Saigon’s central mosque is an old-world outpost in the the centre of the city, and once in the grounds you feel a world away from the city’s noise and traffic-clogged streets.
The mosque was built in 1935 by south Indian traders, and today the inner courtyard is home to a fantastic (and cheap!) restaurant that’s not only a peaceful spot but serves up delicious fare – Southern Indian with a Malaysian twist.
The vegetarian curries in particular reminded me alot of the single-veg dishes we ate (and loved) while travelling around Sri Lanka, such as the savoury green beans cooked with curry leaves and mustard seeds. The okra curry and the potato cubes had a real Sri Lankan taste too, while the paratha (bread) was distinctly Indian. We tried a mildly-spiced beef curry in addition to all the veg, but the fried chicken was the real standout with its crispy, tangy tasting skin (providing more travel flashbacks – this time of Penang).

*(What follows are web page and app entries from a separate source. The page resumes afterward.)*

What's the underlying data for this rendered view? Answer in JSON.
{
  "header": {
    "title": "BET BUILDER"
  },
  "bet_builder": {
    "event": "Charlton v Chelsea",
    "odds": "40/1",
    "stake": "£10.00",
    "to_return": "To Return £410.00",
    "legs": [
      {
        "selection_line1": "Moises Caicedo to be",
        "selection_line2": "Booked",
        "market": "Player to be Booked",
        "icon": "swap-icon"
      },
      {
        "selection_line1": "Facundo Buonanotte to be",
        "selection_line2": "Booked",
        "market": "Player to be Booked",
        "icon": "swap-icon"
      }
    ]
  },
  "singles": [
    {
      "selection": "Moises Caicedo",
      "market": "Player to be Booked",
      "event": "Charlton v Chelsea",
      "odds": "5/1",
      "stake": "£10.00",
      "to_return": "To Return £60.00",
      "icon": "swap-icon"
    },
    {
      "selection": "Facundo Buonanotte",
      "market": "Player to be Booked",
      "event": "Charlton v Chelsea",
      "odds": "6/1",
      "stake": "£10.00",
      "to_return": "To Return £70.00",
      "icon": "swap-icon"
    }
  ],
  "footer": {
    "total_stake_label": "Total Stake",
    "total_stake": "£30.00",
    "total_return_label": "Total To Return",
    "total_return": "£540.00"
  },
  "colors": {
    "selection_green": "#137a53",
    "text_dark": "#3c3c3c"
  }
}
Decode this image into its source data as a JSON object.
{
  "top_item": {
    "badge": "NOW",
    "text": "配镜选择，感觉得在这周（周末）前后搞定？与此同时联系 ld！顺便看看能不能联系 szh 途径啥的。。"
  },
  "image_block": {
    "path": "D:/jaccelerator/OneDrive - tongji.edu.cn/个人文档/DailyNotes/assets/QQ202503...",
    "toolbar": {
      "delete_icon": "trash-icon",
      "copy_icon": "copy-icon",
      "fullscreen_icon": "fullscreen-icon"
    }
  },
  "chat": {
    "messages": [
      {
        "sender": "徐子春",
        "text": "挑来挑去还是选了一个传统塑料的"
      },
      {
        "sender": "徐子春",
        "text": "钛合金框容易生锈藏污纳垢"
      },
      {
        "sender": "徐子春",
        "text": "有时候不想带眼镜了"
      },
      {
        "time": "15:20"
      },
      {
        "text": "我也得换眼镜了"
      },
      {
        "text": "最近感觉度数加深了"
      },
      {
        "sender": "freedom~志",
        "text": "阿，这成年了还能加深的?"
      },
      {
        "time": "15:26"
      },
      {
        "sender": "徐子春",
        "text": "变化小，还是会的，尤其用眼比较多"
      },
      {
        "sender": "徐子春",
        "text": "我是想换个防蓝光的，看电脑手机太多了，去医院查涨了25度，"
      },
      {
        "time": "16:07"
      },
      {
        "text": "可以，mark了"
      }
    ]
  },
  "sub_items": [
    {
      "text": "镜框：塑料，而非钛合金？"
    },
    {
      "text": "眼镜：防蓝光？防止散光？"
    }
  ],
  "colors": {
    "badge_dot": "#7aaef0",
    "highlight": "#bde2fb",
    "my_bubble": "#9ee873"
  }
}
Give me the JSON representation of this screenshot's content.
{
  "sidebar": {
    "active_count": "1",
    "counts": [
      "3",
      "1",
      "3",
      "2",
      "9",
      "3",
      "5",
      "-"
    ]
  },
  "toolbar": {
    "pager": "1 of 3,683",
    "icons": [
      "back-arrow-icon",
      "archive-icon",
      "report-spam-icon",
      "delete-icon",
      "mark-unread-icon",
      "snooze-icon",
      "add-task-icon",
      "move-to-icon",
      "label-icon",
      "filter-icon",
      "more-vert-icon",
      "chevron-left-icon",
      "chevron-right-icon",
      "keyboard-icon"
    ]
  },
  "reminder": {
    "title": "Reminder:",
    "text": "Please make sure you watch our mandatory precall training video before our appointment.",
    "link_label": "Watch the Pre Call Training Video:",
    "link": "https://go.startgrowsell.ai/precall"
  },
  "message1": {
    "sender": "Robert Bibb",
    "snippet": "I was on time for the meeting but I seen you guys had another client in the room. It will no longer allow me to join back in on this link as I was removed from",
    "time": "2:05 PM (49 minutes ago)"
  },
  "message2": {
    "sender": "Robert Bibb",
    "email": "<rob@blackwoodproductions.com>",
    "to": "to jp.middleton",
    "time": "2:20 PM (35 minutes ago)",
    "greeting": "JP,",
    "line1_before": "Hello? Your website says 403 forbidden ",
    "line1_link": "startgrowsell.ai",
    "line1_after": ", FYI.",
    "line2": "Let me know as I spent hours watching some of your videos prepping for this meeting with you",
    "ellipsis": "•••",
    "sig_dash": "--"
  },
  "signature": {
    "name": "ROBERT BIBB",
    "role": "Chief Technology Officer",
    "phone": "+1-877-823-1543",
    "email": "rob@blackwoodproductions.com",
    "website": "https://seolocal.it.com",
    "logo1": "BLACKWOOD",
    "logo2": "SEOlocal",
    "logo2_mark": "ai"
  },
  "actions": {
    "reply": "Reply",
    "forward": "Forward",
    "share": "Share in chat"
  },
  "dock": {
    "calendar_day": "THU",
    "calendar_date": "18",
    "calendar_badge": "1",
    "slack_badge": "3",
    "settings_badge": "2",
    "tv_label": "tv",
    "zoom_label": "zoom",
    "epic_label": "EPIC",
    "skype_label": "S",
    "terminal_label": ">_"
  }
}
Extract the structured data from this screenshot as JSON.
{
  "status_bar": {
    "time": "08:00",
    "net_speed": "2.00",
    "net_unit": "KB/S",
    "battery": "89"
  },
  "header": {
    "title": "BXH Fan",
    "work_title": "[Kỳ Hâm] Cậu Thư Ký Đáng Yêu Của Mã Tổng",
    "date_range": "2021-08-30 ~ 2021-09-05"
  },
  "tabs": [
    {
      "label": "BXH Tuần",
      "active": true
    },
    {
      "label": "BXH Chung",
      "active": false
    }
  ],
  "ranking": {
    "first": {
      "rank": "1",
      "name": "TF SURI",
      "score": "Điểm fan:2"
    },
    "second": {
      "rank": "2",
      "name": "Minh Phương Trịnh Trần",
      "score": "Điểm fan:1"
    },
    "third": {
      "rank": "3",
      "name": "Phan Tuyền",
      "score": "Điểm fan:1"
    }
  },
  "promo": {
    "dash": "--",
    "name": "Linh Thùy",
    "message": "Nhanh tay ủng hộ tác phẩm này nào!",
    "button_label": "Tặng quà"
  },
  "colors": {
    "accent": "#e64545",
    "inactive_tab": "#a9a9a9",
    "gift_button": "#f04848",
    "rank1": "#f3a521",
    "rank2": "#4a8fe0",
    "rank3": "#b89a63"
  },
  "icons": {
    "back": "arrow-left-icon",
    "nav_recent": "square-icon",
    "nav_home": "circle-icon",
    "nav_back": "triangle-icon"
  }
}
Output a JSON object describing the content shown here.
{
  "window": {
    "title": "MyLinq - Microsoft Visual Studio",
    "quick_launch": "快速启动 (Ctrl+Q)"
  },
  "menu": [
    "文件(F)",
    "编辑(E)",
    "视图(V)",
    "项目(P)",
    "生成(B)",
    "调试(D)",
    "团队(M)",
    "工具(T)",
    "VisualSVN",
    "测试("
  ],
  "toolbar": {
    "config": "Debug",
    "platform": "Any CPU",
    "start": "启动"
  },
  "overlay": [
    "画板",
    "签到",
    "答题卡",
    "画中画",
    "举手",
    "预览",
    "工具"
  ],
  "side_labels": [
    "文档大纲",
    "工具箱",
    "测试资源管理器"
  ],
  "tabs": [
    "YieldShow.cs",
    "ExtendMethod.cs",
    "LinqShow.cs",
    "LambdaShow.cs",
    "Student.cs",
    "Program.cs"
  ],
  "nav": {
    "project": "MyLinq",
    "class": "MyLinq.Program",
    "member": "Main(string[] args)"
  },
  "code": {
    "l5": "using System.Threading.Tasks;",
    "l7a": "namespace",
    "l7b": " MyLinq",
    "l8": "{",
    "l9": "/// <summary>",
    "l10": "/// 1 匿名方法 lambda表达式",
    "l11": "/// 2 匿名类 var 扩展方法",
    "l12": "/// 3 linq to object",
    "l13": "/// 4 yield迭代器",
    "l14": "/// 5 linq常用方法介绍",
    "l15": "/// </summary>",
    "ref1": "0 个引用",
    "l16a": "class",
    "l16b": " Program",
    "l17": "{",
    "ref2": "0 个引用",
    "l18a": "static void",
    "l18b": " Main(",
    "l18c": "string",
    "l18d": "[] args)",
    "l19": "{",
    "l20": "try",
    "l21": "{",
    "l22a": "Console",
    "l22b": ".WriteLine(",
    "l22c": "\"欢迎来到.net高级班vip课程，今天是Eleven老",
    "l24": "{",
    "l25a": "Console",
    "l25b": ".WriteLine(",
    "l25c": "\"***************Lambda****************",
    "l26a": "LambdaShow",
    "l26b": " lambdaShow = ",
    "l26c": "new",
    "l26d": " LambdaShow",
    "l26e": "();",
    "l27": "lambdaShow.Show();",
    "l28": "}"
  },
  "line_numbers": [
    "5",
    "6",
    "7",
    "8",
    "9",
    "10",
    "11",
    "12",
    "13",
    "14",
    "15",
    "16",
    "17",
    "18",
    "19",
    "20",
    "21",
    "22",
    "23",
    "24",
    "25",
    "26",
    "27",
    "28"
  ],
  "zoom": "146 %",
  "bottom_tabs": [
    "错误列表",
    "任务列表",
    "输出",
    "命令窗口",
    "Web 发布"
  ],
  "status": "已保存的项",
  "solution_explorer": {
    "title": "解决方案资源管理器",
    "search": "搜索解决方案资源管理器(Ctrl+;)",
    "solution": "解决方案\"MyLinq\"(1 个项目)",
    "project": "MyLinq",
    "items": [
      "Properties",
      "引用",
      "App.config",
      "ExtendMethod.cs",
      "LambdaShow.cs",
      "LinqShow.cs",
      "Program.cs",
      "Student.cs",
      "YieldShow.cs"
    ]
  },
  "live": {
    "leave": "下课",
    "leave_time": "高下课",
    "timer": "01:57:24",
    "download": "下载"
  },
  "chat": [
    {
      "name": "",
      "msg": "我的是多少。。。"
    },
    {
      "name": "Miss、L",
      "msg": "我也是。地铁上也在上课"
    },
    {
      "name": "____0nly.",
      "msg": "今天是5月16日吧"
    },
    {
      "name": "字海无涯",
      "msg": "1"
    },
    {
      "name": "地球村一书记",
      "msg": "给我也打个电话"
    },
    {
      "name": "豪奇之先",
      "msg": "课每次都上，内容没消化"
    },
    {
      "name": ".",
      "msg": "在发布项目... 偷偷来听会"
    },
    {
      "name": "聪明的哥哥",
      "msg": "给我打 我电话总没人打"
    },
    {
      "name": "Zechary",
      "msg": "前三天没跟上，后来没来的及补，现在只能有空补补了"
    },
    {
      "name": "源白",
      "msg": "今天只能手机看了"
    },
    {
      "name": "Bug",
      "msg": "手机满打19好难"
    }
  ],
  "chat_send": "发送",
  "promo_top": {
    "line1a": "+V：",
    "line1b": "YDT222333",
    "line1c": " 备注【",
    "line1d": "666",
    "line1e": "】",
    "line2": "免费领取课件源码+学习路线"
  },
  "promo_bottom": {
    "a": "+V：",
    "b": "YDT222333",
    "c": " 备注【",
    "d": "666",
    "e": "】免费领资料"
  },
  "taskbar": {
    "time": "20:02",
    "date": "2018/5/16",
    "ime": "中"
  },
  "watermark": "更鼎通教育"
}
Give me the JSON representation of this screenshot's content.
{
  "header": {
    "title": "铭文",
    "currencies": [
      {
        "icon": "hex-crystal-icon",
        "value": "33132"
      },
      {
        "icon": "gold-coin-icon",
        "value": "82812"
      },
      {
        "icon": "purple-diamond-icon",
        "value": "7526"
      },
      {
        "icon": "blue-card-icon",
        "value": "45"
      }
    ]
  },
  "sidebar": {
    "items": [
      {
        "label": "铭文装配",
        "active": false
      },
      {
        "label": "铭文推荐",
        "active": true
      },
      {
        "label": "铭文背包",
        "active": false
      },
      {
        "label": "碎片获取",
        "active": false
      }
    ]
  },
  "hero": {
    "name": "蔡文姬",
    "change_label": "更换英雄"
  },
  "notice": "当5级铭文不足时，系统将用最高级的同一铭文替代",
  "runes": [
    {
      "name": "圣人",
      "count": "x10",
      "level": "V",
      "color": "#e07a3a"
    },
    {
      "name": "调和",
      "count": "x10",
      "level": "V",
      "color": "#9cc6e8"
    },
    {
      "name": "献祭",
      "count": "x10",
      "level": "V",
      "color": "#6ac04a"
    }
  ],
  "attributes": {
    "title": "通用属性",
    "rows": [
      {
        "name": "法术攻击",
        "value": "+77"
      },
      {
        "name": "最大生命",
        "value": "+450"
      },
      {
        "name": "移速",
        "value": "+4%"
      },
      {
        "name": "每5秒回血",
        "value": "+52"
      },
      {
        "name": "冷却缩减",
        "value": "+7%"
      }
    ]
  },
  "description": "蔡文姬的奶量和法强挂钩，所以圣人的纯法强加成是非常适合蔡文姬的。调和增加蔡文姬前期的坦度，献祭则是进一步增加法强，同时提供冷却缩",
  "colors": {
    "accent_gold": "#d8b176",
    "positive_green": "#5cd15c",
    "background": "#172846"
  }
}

Great food aside, I loved the faded blue walls, old bicycles and rustic outdoor kitchen at the mosque. Very atmospheric – and highly authentic.
The central mosque, 66 Dong Du Street, D1, Saigon
interesting post,it never occurred to me there would be mosques in Saigon, but then again why not. Love the photo of the bikes.
Great photographs!! I love the photo of the faded wall and bikes. It actually kind of remind me of Havana…
That little mosque curry shop is such a fantastic spot– not only for the delicious food, but for the great colors of the setting. You’re definitely making me miss Saigon… -X
Hi Jen – yeah it does kind of look like somewhere in Latin America!
I love the south east asian food…it’s so delicious and an acquired taste to some taste buds…lol
The old mosque looks great.